> Records for the exercise:
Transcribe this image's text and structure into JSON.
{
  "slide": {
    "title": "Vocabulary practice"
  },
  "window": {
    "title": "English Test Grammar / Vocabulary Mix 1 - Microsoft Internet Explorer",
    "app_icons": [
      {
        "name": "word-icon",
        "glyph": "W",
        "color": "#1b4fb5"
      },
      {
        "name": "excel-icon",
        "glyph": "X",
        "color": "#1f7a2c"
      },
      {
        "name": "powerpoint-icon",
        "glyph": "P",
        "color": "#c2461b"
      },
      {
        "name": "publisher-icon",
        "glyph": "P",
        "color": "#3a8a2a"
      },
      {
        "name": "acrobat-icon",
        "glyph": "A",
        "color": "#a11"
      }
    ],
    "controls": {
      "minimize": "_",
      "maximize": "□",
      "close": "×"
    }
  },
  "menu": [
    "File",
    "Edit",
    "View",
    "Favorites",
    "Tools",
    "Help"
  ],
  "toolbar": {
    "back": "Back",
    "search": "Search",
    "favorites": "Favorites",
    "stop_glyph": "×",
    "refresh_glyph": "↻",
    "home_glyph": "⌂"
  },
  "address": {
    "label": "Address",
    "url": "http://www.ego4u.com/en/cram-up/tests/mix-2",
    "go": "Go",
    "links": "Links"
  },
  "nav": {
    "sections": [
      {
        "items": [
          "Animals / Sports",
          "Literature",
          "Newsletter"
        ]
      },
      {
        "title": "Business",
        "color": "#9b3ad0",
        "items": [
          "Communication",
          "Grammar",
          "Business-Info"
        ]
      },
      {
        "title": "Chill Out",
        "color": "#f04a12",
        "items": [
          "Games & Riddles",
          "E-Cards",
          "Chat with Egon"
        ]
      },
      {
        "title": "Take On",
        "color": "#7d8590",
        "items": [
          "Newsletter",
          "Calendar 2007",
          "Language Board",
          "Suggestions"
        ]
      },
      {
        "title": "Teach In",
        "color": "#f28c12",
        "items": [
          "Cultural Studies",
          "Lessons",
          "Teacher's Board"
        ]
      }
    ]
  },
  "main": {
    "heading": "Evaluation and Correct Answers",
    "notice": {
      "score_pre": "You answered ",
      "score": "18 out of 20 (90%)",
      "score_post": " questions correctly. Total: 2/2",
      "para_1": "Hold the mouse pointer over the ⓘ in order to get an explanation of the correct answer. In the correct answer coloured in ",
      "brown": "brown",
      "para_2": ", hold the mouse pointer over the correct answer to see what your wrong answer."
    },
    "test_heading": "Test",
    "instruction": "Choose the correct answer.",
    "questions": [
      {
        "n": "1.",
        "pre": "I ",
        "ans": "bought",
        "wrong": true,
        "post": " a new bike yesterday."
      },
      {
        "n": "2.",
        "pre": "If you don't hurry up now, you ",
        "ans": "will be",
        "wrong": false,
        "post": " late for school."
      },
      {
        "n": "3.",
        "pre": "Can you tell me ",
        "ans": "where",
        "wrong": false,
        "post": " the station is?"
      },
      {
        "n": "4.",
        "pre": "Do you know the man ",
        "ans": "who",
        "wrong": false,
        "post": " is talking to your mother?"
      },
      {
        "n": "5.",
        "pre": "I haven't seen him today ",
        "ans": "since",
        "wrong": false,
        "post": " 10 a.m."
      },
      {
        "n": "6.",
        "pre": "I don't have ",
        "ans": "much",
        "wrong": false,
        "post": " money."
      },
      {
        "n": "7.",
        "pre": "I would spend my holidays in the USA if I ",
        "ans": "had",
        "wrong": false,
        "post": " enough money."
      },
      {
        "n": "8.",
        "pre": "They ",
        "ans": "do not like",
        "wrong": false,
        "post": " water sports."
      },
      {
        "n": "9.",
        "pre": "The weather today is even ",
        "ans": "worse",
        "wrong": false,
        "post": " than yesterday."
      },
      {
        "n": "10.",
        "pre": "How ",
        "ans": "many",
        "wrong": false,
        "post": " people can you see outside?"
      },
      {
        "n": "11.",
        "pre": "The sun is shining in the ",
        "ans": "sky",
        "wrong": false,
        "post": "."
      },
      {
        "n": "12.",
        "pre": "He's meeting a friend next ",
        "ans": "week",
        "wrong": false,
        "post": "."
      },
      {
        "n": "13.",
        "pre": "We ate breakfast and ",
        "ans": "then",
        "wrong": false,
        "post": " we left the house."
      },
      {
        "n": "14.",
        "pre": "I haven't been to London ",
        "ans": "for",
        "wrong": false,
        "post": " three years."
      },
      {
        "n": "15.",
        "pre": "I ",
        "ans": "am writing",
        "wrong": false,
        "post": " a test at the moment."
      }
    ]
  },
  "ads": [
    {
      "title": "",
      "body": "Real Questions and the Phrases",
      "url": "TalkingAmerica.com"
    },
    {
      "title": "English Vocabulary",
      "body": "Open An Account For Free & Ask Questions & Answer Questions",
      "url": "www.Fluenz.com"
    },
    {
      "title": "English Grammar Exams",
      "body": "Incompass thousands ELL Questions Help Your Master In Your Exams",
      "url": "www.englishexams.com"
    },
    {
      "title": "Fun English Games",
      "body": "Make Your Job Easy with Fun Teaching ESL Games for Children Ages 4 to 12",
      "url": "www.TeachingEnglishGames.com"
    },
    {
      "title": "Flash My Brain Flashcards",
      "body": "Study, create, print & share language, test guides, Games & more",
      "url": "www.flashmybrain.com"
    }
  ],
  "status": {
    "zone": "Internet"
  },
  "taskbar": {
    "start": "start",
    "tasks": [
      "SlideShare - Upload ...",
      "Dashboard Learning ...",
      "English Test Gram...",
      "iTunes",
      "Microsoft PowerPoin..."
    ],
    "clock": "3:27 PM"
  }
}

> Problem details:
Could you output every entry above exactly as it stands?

> Output for this task:
Transcribe this image's text and structure into JSON.
{
  "slide": {
    "title": "Vocabulary practice"
  },
  "window": {
    "title": "English Test Grammar / Vocabulary Mix 1 - Microsoft Internet Explorer",
    "app_icons": [
      {
        "name": "word-icon",
        "glyph": "W",
        "color": "#1b4fb5"
      },
      {
        "name": "excel-icon",
        "glyph": "X",
        "color": "#1f7a2c"
      },
      {
        "name": "powerpoint-icon",
        "glyph": "P",
        "color": "#c2461b"
      },
      {
        "name": "publisher-icon",
        "glyph": "P",
        "color": "#3a8a2a"
      },
      {
        "name": "acrobat-icon",
        "glyph": "A",
        "color": "#a11"
      }
    ],
    "controls": {
      "minimize": "_",
      "maximize": "□",
      "close": "×"
    }
  },
  "menu": [
    "File",
    "Edit",
    "View",
    "Favorites",
    "Tools",
    "Help"
  ],
  "toolbar": {
    "back": "Back",
    "search": "Search",
    "favorites": "Favorites",
    "stop_glyph": "×",
    "refresh_glyph": "↻",
    "home_glyph": "⌂"
  },
  "address": {
    "label": "Address",
    "url": "http://www.ego4u.com/en/cram-up/tests/mix-2",
    "go": "Go",
    "links": "Links"
  },
  "nav": {
    "sections": [
      {
        "items": [
          "Animals / Sports",
          "Literature",
          "Newsletter"
        ]
      },
      {
        "title": "Business",
        "color": "#9b3ad0",
        "items": [
          "Communication",
          "Grammar",
          "Business-Info"
        ]
      },
      {
        "title": "Chill Out",
        "color": "#f04a12",
        "items": [
          "Games & Riddles",
          "E-Cards",
          "Chat with Egon"
        ]
      },
      {
        "title": "Take On",
        "color": "#7d8590",
        "items": [
          "Newsletter",
          "Calendar 2007",
          "Language Board",
          "Suggestions"
        ]
      },
      {
        "title": "Teach In",
        "color": "#f28c12",
        "items": [
          "Cultural Studies",
          "Lessons",
          "Teacher's Board"
        ]
      }
    ]
  },
  "main": {
    "heading": "Evaluation and Correct Answers",
    "notice": {
      "score_pre": "You answered ",
      "score": "18 out of 20 (90%)",
      "score_post": " questions correctly. Total: 2/2",
      "para_1": "Hold the mouse pointer over the ⓘ in order to get an explanation of the correct answer. In the correct answer coloured in ",
      "brown": "brown",
      "para_2": ", hold the mouse pointer over the correct answer to see what your wrong answer."
    },
    "test_heading": "Test",
    "instruction": "Choose the correct answer.",
    "questions": [
      {
        "n": "1.",
        "pre": "I ",
        "ans": "bought",
        "wrong": true,
        "post": " a new bike yesterday."
      },
      {
        "n": "2.",
        "pre": "If you don't hurry up now, you ",
        "ans": "will be",
        "wrong": false,
        "post": " late for school."
      },
      {
        "n": "3.",
        "pre": "Can you tell me ",
        "ans": "where",
        "wrong": false,
        "post": " the station is?"
      },
      {
        "n": "4.",
        "pre": "Do you know the man ",
        "ans": "who",
        "wrong": false,
        "post": " is talking to your mother?"
      },
      {
        "n": "5.",
        "pre": "I haven't seen him today ",
        "ans": "since",
        "wrong": false,
        "post": " 10 a.m."
      },
      {
        "n": "6.",
        "pre": "I don't have ",
        "ans": "much",
        "wrong": false,
        "post": " money."
      },
      {
        "n": "7.",
        "pre": "I would spend my holidays in the USA if I ",
        "ans": "had",
        "wrong": false,
        "post": " enough money."
      },
      {
        "n": "8.",
        "pre": "They ",
        "ans": "do not like",
        "wrong": false,
        "post": " water sports."
      },
      {
        "n": "9.",
        "pre": "The weather today is even ",
        "ans": "worse",
        "wrong": false,
        "post": " than yesterday."
      },
      {
        "n": "10.",
        "pre": "How ",
        "ans": "many",
        "wrong": false,
        "post": " people can you see outside?"
      },
      {
        "n": "11.",
        "pre": "The sun is shining in the ",
        "ans": "sky",
        "wrong": false,
        "post": "."
      },
      {
        "n": "12.",
        "pre": "He's meeting a friend next ",
        "ans": "week",
        "wrong": false,
        "post": "."
      },
      {
        "n": "13.",
        "pre": "We ate breakfast and ",
        "ans": "then",
        "wrong": false,
        "post": " we left the house."
      },
      {
        "n": "14.",
        "pre": "I haven't been to London ",
        "ans": "for",
        "wrong": false,
        "post": " three years."
      },
      {
        "n": "15.",
        "pre": "I ",
        "ans": "am writing",
        "wrong": false,
        "post": " a test at the moment."
      }
    ]
  },
  "ads": [
    {
      "title": "",
      "body": "Real Questions and the Phrases",
      "url": "TalkingAmerica.com"
    },
    {
      "title": "English Vocabulary",
      "body": "Open An Account For Free & Ask Questions & Answer Questions",
      "url": "www.Fluenz.com"
    },
    {
      "title": "English Grammar Exams",
      "body": "Incompass thousands ELL Questions Help Your Master In Your Exams",
      "url": "www.englishexams.com"
    },
    {
      "title": "Fun English Games",
      "body": "Make Your Job Easy with Fun Teaching ESL Games for Children Ages 4 to 12",
      "url": "www.TeachingEnglishGames.com"
    },
    {
      "title": "Flash My Brain Flashcards",
      "body": "Study, create, print & share language, test guides, Games & more",
      "url": "www.flashmybrain.com"
    }
  ],
  "status": {
    "zone": "Internet"
  },
  "taskbar": {
    "start": "start",
    "tasks": [
      "SlideShare - Upload ...",
      "Dashboard Learning ...",
      "English Test Gram...",
      "iTunes",
      "Microsoft PowerPoin..."
    ],
    "clock": "3:27 PM"
  }
}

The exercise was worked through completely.